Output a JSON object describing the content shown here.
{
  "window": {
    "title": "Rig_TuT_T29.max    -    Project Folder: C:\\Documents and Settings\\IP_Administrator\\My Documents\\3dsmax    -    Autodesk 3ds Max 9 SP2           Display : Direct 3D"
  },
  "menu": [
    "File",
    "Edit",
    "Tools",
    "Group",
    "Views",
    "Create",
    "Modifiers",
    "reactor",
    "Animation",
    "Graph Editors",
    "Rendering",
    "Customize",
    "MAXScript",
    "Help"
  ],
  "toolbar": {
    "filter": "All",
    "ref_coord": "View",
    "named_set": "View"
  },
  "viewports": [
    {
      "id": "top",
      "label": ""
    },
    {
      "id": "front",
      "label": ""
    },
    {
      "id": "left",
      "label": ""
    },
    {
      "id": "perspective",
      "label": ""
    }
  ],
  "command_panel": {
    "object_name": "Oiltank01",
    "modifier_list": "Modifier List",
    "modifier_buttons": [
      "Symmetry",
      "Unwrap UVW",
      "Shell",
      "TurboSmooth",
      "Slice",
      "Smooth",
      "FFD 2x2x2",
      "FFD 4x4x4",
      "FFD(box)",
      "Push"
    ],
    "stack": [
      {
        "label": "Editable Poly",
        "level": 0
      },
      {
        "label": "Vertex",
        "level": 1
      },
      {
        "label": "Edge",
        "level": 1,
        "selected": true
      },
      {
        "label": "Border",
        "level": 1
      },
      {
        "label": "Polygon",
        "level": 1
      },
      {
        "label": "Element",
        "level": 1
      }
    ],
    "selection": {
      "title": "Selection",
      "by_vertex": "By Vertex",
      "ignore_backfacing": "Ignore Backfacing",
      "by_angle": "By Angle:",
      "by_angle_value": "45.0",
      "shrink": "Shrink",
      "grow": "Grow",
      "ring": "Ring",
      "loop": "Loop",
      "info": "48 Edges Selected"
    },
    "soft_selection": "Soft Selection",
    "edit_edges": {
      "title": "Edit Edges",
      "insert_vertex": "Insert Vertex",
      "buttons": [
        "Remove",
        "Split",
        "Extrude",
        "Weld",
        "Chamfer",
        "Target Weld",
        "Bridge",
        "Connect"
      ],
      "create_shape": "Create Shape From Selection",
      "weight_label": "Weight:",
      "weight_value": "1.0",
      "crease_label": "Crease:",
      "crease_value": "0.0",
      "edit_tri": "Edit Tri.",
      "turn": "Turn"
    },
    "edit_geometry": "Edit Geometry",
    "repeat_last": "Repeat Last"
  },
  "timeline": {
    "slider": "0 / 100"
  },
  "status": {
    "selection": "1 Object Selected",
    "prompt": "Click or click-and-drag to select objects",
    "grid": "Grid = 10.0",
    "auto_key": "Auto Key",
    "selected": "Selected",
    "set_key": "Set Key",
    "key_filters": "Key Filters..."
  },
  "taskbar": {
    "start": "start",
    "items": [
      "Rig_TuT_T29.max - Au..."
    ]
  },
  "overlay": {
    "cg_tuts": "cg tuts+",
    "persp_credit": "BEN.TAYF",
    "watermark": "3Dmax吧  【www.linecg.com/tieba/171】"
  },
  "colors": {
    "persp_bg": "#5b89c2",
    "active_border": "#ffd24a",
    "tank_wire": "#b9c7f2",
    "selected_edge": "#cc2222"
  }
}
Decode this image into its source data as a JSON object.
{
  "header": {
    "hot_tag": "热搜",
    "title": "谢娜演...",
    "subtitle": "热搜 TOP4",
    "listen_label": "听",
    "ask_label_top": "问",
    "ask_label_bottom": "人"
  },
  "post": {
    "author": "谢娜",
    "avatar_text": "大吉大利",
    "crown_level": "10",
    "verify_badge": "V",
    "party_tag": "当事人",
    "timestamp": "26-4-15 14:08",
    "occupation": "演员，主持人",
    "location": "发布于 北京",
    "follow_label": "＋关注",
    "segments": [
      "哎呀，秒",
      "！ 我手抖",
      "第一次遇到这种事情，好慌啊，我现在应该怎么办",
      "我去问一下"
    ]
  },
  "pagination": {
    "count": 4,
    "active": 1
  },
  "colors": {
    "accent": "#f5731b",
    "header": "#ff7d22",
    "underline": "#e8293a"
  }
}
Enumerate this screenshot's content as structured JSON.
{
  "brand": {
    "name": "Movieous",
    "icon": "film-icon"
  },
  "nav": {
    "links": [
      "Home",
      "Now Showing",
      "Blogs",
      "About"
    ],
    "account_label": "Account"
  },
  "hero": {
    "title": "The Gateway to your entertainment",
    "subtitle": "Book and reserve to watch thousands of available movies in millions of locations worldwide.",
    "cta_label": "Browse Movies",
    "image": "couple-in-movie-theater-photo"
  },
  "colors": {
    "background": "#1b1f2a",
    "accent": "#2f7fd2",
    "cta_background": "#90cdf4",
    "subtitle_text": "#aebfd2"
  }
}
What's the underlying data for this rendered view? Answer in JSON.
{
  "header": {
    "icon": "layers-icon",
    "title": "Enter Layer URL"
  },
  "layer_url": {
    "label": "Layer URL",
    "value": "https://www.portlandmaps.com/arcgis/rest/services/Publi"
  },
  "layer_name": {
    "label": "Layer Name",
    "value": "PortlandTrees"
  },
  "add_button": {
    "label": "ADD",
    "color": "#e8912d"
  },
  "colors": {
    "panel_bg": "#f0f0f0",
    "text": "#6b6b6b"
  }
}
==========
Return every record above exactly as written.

SOLUTION –
Output a JSON object describing the content shown here.
{
  "window": {
    "title": "Rig_TuT_T29.max    -    Project Folder: C:\\Documents and Settings\\IP_Administrator\\My Documents\\3dsmax    -    Autodesk 3ds Max 9 SP2           Display : Direct 3D"
  },
  "menu": [
    "File",
    "Edit",
    "Tools",
    "Group",
    "Views",
    "Create",
    "Modifiers",
    "reactor",
    "Animation",
    "Graph Editors",
    "Rendering",
    "Customize",
    "MAXScript",
    "Help"
  ],
  "toolbar": {
    "filter": "All",
    "ref_coord": "View",
    "named_set": "View"
  },
  "viewports": [
    {
      "id": "top",
      "label": ""
    },
    {
      "id": "front",
      "label": ""
    },
    {
      "id": "left",
      "label": ""
    },
    {
      "id": "perspective",
      "label": ""
    }
  ],
  "command_panel": {
    "object_name": "Oiltank01",
    "modifier_list": "Modifier List",
    "modifier_buttons": [
      "Symmetry",
      "Unwrap UVW",
      "Shell",
      "TurboSmooth",
      "Slice",
      "Smooth",
      "FFD 2x2x2",
      "FFD 4x4x4",
      "FFD(box)",
      "Push"
    ],
    "stack": [
      {
        "label": "Editable Poly",
        "level": 0
      },
      {
        "label": "Vertex",
        "level": 1
      },
      {
        "label": "Edge",
        "level": 1,
        "selected": true
      },
      {
        "label": "Border",
        "level": 1
      },
      {
        "label": "Polygon",
        "level": 1
      },
      {
        "label": "Element",
        "level": 1
      }
    ],
    "selection": {
      "title": "Selection",
      "by_vertex": "By Vertex",
      "ignore_backfacing": "Ignore Backfacing",
      "by_angle": "By Angle:",
      "by_angle_value": "45.0",
      "shrink": "Shrink",
      "grow": "Grow",
      "ring": "Ring",
      "loop": "Loop",
      "info": "48 Edges Selected"
    },
    "soft_selection": "Soft Selection",
    "edit_edges": {
      "title": "Edit Edges",
      "insert_vertex": "Insert Vertex",
      "buttons": [
        "Remove",
        "Split",
        "Extrude",
        "Weld",
        "Chamfer",
        "Target Weld",
        "Bridge",
        "Connect"
      ],
      "create_shape": "Create Shape From Selection",
      "weight_label": "Weight:",
      "weight_value": "1.0",
      "crease_label": "Crease:",
      "crease_value": "0.0",
      "edit_tri": "Edit Tri.",
      "turn": "Turn"
    },
    "edit_geometry": "Edit Geometry",
    "repeat_last": "Repeat Last"
  },
  "timeline": {
    "slider": "0 / 100"
  },
  "status": {
    "selection": "1 Object Selected",
    "prompt": "Click or click-and-drag to select objects",
    "grid": "Grid = 10.0",
    "auto_key": "Auto Key",
    "selected": "Selected",
    "set_key": "Set Key",
    "key_filters": "Key Filters..."
  },
  "taskbar": {
    "start": "start",
    "items": [
      "Rig_TuT_T29.max - Au..."
    ]
  },
  "overlay": {
    "cg_tuts": "cg tuts+",
    "persp_credit": "BEN.TAYF",
    "watermark": "3Dmax吧  【www.linecg.com/tieba/171】"
  },
  "colors": {
    "persp_bg": "#5b89c2",
    "active_border": "#ffd24a",
    "tank_wire": "#b9c7f2",
    "selected_edge": "#cc2222"
  }
}
Decode this image into its source data as a JSON object.
{
  "header": {
    "hot_tag": "热搜",
    "title": "谢娜演...",
    "subtitle": "热搜 TOP4",
    "listen_label": "听",
    "ask_label_top": "问",
    "ask_label_bottom": "人"
  },
  "post": {
    "author": "谢娜",
    "avatar_text": "大吉大利",
    "crown_level": "10",
    "verify_badge": "V",
    "party_tag": "当事人",
    "timestamp": "26-4-15 14:08",
    "occupation": "演员，主持人",
    "location": "发布于 北京",
    "follow_label": "＋关注",
    "segments": [
      "哎呀，秒",
      "！ 我手抖",
      "第一次遇到这种事情，好慌啊，我现在应该怎么办",
      "我去问一下"
    ]
  },
  "pagination": {
    "count": 4,
    "active": 1
  },
  "colors": {
    "accent": "#f5731b",
    "header": "#ff7d22",
    "underline": "#e8293a"
  }
}
Enumerate this screenshot's content as structured JSON.
{
  "brand": {
    "name": "Movieous",
    "icon": "film-icon"
  },
  "nav": {
    "links": [
      "Home",
      "Now Showing",
      "Blogs",
      "About"
    ],
    "account_label": "Account"
  },
  "hero": {
    "title": "The Gateway to your entertainment",
    "subtitle": "Book and reserve to watch thousands of available movies in millions of locations worldwide.",
    "cta_label": "Browse Movies",
    "image": "couple-in-movie-theater-photo"
  },
  "colors": {
    "background": "#1b1f2a",
    "accent": "#2f7fd2",
    "cta_background": "#90cdf4",
    "subtitle_text": "#aebfd2"
  }
}
What's the underlying data for this rendered view? Answer in JSON.
{
  "header": {
    "icon": "layers-icon",
    "title": "Enter Layer URL"
  },
  "layer_url": {
    "label": "Layer URL",
    "value": "https://www.portlandmaps.com/arcgis/rest/services/Publi"
  },
  "layer_name": {
    "label": "Layer Name",
    "value": "PortlandTrees"
  },
  "add_button": {
    "label": "ADD",
    "color": "#e8912d"
  },
  "colors": {
    "panel_bg": "#f0f0f0",
    "text": "#6b6b6b"
  }
}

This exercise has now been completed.